→ **What is needed**: Whatever runs from the line with "Output a JSON" to the end of the records below must be copied exactly, with nothing else included.

┄┄┄┄┄┄┄┄┄┄┄┄┄┄┄┄┄┄┄┄

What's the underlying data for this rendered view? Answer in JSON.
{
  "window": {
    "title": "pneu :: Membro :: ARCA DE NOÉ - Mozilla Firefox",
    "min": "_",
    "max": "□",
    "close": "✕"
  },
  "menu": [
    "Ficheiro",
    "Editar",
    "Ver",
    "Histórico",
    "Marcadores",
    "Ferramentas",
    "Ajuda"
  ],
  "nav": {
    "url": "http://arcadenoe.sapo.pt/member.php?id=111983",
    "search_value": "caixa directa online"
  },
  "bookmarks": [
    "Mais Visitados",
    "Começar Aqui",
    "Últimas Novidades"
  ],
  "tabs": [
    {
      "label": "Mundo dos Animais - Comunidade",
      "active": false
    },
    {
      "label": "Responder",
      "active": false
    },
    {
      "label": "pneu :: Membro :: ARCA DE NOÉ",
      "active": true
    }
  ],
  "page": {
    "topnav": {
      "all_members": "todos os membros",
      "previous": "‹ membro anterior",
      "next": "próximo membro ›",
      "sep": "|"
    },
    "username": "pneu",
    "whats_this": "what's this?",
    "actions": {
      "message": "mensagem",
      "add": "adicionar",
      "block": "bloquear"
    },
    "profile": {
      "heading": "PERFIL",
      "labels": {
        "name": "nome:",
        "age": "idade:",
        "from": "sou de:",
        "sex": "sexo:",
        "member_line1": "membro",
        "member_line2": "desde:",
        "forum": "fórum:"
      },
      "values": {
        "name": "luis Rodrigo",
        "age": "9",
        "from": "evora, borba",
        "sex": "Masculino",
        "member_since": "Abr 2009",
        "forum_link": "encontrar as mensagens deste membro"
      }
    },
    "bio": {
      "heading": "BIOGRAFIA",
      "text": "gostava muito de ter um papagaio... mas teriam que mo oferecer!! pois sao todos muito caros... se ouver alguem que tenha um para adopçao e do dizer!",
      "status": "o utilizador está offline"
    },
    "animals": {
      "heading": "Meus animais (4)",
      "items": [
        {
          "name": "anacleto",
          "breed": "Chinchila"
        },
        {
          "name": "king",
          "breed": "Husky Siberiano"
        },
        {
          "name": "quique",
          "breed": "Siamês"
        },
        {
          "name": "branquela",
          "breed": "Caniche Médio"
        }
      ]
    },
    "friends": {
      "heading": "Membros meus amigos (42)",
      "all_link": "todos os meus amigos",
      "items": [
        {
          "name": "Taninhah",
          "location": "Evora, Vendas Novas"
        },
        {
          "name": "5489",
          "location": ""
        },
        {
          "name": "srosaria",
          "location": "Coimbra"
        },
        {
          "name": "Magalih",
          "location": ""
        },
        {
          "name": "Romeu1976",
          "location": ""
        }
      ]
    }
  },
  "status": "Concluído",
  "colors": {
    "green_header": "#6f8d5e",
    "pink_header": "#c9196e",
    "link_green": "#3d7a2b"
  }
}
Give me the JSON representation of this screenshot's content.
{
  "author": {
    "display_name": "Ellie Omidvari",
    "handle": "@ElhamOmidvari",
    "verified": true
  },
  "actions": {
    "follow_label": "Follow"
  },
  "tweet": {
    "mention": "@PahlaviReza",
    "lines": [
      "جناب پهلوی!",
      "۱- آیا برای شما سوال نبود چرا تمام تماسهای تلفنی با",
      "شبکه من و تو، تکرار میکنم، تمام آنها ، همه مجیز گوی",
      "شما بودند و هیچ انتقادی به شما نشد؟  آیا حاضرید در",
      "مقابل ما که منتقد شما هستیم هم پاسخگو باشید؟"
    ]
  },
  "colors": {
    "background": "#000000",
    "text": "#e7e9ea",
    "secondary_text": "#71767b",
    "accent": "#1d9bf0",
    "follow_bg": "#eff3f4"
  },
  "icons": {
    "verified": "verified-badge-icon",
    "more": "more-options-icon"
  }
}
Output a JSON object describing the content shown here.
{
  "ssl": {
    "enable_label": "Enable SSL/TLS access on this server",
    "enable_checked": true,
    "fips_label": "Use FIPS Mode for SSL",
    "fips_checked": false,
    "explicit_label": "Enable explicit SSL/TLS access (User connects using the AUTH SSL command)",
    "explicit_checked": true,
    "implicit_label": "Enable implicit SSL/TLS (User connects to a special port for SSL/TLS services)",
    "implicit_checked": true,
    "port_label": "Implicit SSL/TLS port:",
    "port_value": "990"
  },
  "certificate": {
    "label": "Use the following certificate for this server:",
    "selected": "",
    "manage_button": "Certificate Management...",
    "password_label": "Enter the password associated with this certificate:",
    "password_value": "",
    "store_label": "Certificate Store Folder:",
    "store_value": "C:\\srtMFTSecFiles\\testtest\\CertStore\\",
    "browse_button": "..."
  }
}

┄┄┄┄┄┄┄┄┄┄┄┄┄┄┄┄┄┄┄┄

→ **Solution to the exercise**:
Output a JSON object describing the content shown here.
{
  "ssl": {
    "enable_label": "Enable SSL/TLS access on this server",
    "enable_checked": true,
    "fips_label": "Use FIPS Mode for SSL",
    "fips_checked": false,
    "explicit_label": "Enable explicit SSL/TLS access (User connects using the AUTH SSL command)",
    "explicit_checked": true,
    "implicit_label": "Enable implicit SSL/TLS (User connects to a special port for SSL/TLS services)",
    "implicit_checked": true,
    "port_label": "Implicit SSL/TLS port:",
    "port_value": "990"
  },
  "certificate": {
    "label": "Use the following certificate for this server:",
    "selected": "",
    "manage_button": "Certificate Management...",
    "password_label": "Enter the password associated with this certificate:",
    "password_value": "",
    "store_label": "Certificate Store Folder:",
    "store_value": "C:\\srtMFTSecFiles\\testtest\\CertStore\\",
    "browse_button": "..."
  }
}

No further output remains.